**Your instructions**. All of the data below should come back exactly as written, minus its images.

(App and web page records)
**********
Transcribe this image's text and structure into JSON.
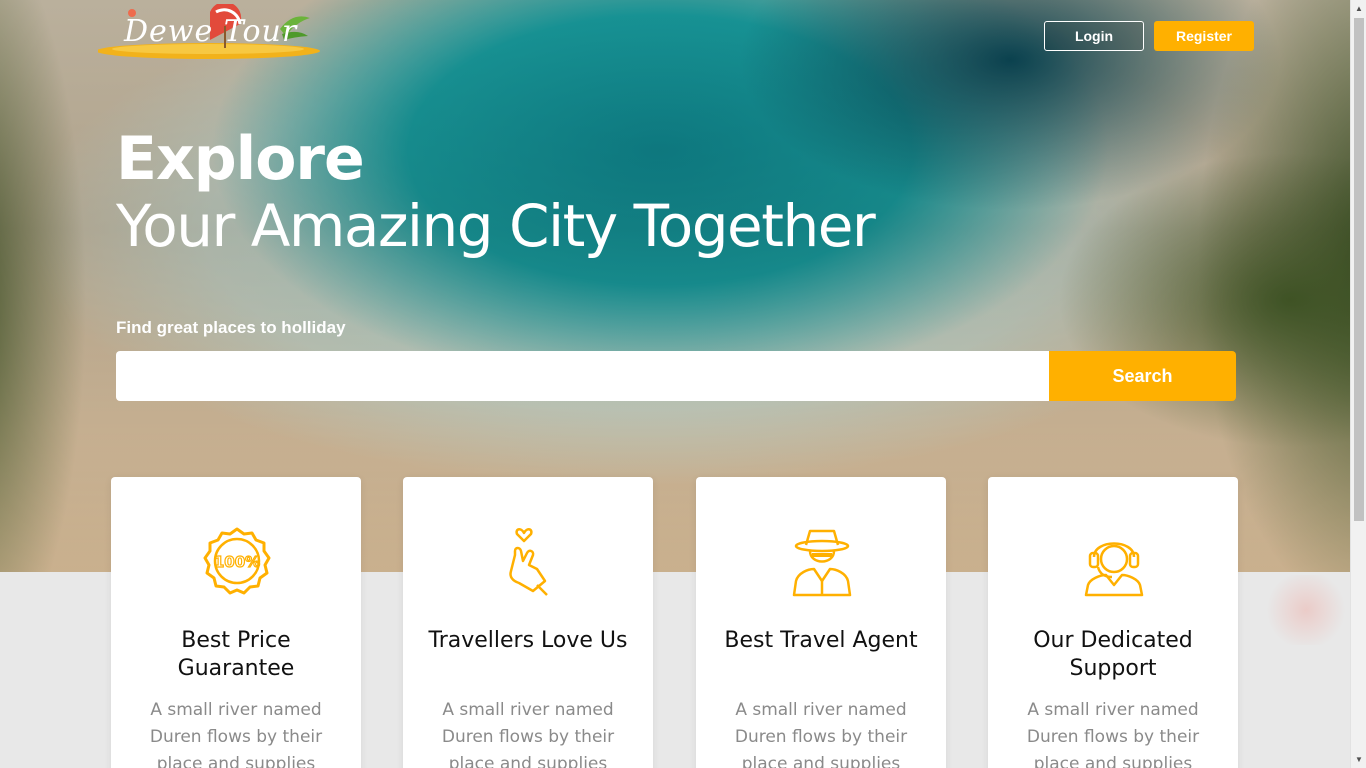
{
  "brand": {
    "logo_text": "Dewe Tour"
  },
  "nav": {
    "login_label": "Login",
    "register_label": "Register"
  },
  "hero": {
    "title": "Explore",
    "subtitle": "Your Amazing City Together",
    "find_label": "Find great places to holliday"
  },
  "search": {
    "value": "",
    "placeholder": "",
    "button_label": "Search"
  },
  "features": [
    {
      "icon": "price-guarantee-badge-icon",
      "title": "Best Price Guarantee",
      "description": "A small river named Duren flows by their place and supplies"
    },
    {
      "icon": "finger-heart-icon",
      "title": "Travellers Love Us",
      "description": "A small river named Duren flows by their place and supplies"
    },
    {
      "icon": "travel-agent-icon",
      "title": "Best Travel Agent",
      "description": "A small river named Duren flows by their place and supplies"
    },
    {
      "icon": "support-headset-icon",
      "title": "Our Dedicated Support",
      "description": "A small river named Duren flows by their place and supplies"
    }
  ],
  "colors": {
    "accent": "#ffb000",
    "page_background": "#e8e8e8",
    "card_background": "#ffffff",
    "muted_text": "#8a8a8a"
  }
}
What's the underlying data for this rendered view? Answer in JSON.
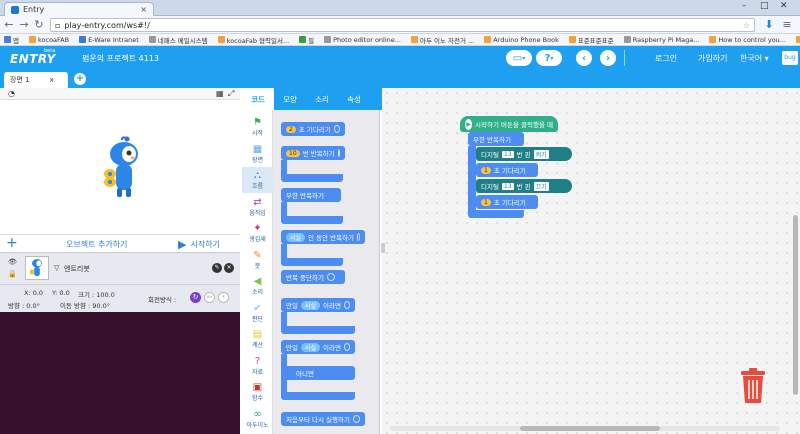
{
  "browser": {
    "tab_title": "Entry",
    "url": "play-entry.com/ws#!/",
    "bookmarks": [
      {
        "label": "앱",
        "color": "#4a7bd8"
      },
      {
        "label": "kocoaFAB",
        "color": "#f4a23a"
      },
      {
        "label": "E-Ware Intranet",
        "color": "#3a7bd8"
      },
      {
        "label": "네패스 메일시스템",
        "color": "#999999"
      },
      {
        "label": "kocoaFab 협력일서...",
        "color": "#f4a23a"
      },
      {
        "label": "필",
        "color": "#3a9d3a"
      },
      {
        "label": "Photo editor online...",
        "color": "#999999"
      },
      {
        "label": "아두 이노 자전거 ...",
        "color": "#f4a23a"
      },
      {
        "label": "Arduino Phone Book",
        "color": "#f4a23a"
      },
      {
        "label": "표준표준표준",
        "color": "#f4a23a"
      },
      {
        "label": "Raspberry Pi Maga...",
        "color": "#999999"
      },
      {
        "label": "How to control you...",
        "color": "#f4a23a"
      },
      {
        "label": "기타 북마크",
        "color": "#f4a23a"
      }
    ]
  },
  "header": {
    "logo": "ENTRY",
    "beta": "beta",
    "project_name": "펌운의 프로젝트 4113",
    "login": "로그인",
    "signup": "가입하기",
    "language": "한국어",
    "user": "bug"
  },
  "scene": {
    "tab_label": "장면 1",
    "tab_close": "x",
    "add": "+"
  },
  "stage": {
    "add_object": "오브젝트 추가하기",
    "start": "시작하기"
  },
  "object": {
    "name": "엔트리봇",
    "x": "X: 0.0",
    "y": "Y: 0.0",
    "size": "크기 : 100.0",
    "direction": "방향 : 0.0°",
    "move_direction": "이동 방향 : 90.0°",
    "rotation_label": "회전방식 :"
  },
  "palette_tabs": [
    {
      "label": "코드",
      "active": true
    },
    {
      "label": "모양",
      "active": false
    },
    {
      "label": "소리",
      "active": false
    },
    {
      "label": "속성",
      "active": false
    }
  ],
  "categories": [
    {
      "label": "시작",
      "color": "#4caf50"
    },
    {
      "label": "장면",
      "color": "#5ea8e8"
    },
    {
      "label": "흐름",
      "color": "#3a76d6"
    },
    {
      "label": "움직임",
      "color": "#a24ccf"
    },
    {
      "label": "생김새",
      "color": "#e2296d"
    },
    {
      "label": "붓",
      "color": "#f08a2b"
    },
    {
      "label": "소리",
      "color": "#7ac943"
    },
    {
      "label": "판단",
      "color": "#a0c8ef"
    },
    {
      "label": "계산",
      "color": "#e8c53a"
    },
    {
      "label": "자료",
      "color": "#d63aa7"
    },
    {
      "label": "함수",
      "color": "#c0392b"
    },
    {
      "label": "아두이노",
      "color": "#26a69a"
    }
  ],
  "palette_blocks": {
    "wait_num": "2",
    "wait_text": "초 기다리기",
    "repeat_num": "10",
    "repeat_text": "번 반복하기",
    "forever": "무한 반복하기",
    "repeat_while_bool": "사실",
    "repeat_while_text": "인 동안 반복하기",
    "stop_repeat": "반복 중단하기",
    "if1_prefix": "만일",
    "if1_bool": "사실",
    "if1_suffix": "이라면",
    "if2_prefix": "만일",
    "if2_bool": "사실",
    "if2_suffix": "이라면",
    "else": "아니면",
    "restart": "처음부터 다시 실행하기"
  },
  "workspace_blocks": {
    "hat": "시작하기 버튼을 클릭했을 때",
    "forever": "무한 반복하기",
    "digital1_prefix": "디지털",
    "digital1_pin": "13",
    "digital1_mid": "번 핀",
    "digital1_value": "켜기",
    "wait1_num": "1",
    "wait1_text": "초 기다리기",
    "digital2_prefix": "디지털",
    "digital2_pin": "13",
    "digital2_mid": "번 핀",
    "digital2_value": "끄기",
    "wait2_num": "1",
    "wait2_text": "초 기다리기"
  }
}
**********
**Answer box**.
Transcribe this image's text and structure into JSON.
{
  "brand": {
    "logo_text": "Dewe Tour"
  },
  "nav": {
    "login_label": "Login",
    "register_label": "Register"
  },
  "hero": {
    "title": "Explore",
    "subtitle": "Your Amazing City Together",
    "find_label": "Find great places to holliday"
  },
  "search": {
    "value": "",
    "placeholder": "",
    "button_label": "Search"
  },
  "features": [
    {
      "icon": "price-guarantee-badge-icon",
      "title": "Best Price Guarantee",
      "description": "A small river named Duren flows by their place and supplies"
    },
    {
      "icon": "finger-heart-icon",
      "title": "Travellers Love Us",
      "description": "A small river named Duren flows by their place and supplies"
    },
    {
      "icon": "travel-agent-icon",
      "title": "Best Travel Agent",
      "description": "A small river named Duren flows by their place and supplies"
    },
    {
      "icon": "support-headset-icon",
      "title": "Our Dedicated Support",
      "description": "A small river named Duren flows by their place and supplies"
    }
  ],
  "colors": {
    "accent": "#ffb000",
    "page_background": "#e8e8e8",
    "card_background": "#ffffff",
    "muted_text": "#8a8a8a"
  }
}
What's the underlying data for this rendered view? Answer in JSON.
{
  "browser": {
    "tab_title": "Entry",
    "url": "play-entry.com/ws#!/",
    "bookmarks": [
      {
        "label": "앱",
        "color": "#4a7bd8"
      },
      {
        "label": "kocoaFAB",
        "color": "#f4a23a"
      },
      {
        "label": "E-Ware Intranet",
        "color": "#3a7bd8"
      },
      {
        "label": "네패스 메일시스템",
        "color": "#999999"
      },
      {
        "label": "kocoaFab 협력일서...",
        "color": "#f4a23a"
      },
      {
        "label": "필",
        "color": "#3a9d3a"
      },
      {
        "label": "Photo editor online...",
        "color": "#999999"
      },
      {
        "label": "아두 이노 자전거 ...",
        "color": "#f4a23a"
      },
      {
        "label": "Arduino Phone Book",
        "color": "#f4a23a"
      },
      {
        "label": "표준표준표준",
        "color": "#f4a23a"
      },
      {
        "label": "Raspberry Pi Maga...",
        "color": "#999999"
      },
      {
        "label": "How to control you...",
        "color": "#f4a23a"
      },
      {
        "label": "기타 북마크",
        "color": "#f4a23a"
      }
    ]
  },
  "header": {
    "logo": "ENTRY",
    "beta": "beta",
    "project_name": "펌운의 프로젝트 4113",
    "login": "로그인",
    "signup": "가입하기",
    "language": "한국어",
    "user": "bug"
  },
  "scene": {
    "tab_label": "장면 1",
    "tab_close": "x",
    "add": "+"
  },
  "stage": {
    "add_object": "오브젝트 추가하기",
    "start": "시작하기"
  },
  "object": {
    "name": "엔트리봇",
    "x": "X: 0.0",
    "y": "Y: 0.0",
    "size": "크기 : 100.0",
    "direction": "방향 : 0.0°",
    "move_direction": "이동 방향 : 90.0°",
    "rotation_label": "회전방식 :"
  },
  "palette_tabs": [
    {
      "label": "코드",
      "active": true
    },
    {
      "label": "모양",
      "active": false
    },
    {
      "label": "소리",
      "active": false
    },
    {
      "label": "속성",
      "active": false
    }
  ],
  "categories": [
    {
      "label": "시작",
      "color": "#4caf50"
    },
    {
      "label": "장면",
      "color": "#5ea8e8"
    },
    {
      "label": "흐름",
      "color": "#3a76d6"
    },
    {
      "label": "움직임",
      "color": "#a24ccf"
    },
    {
      "label": "생김새",
      "color": "#e2296d"
    },
    {
      "label": "붓",
      "color": "#f08a2b"
    },
    {
      "label": "소리",
      "color": "#7ac943"
    },
    {
      "label": "판단",
      "color": "#a0c8ef"
    },
    {
      "label": "계산",
      "color": "#e8c53a"
    },
    {
      "label": "자료",
      "color": "#d63aa7"
    },
    {
      "label": "함수",
      "color": "#c0392b"
    },
    {
      "label": "아두이노",
      "color": "#26a69a"
    }
  ],
  "palette_blocks": {
    "wait_num": "2",
    "wait_text": "초 기다리기",
    "repeat_num": "10",
    "repeat_text": "번 반복하기",
    "forever": "무한 반복하기",
    "repeat_while_bool": "사실",
    "repeat_while_text": "인 동안 반복하기",
    "stop_repeat": "반복 중단하기",
    "if1_prefix": "만일",
    "if1_bool": "사실",
    "if1_suffix": "이라면",
    "if2_prefix": "만일",
    "if2_bool": "사실",
    "if2_suffix": "이라면",
    "else": "아니면",
    "restart": "처음부터 다시 실행하기"
  },
  "workspace_blocks": {
    "hat": "시작하기 버튼을 클릭했을 때",
    "forever": "무한 반복하기",
    "digital1_prefix": "디지털",
    "digital1_pin": "13",
    "digital1_mid": "번 핀",
    "digital1_value": "켜기",
    "wait1_num": "1",
    "wait1_text": "초 기다리기",
    "digital2_prefix": "디지털",
    "digital2_pin": "13",
    "digital2_mid": "번 핀",
    "digital2_value": "끄기",
    "wait2_num": "1",
    "wait2_text": "초 기다리기"
  }
}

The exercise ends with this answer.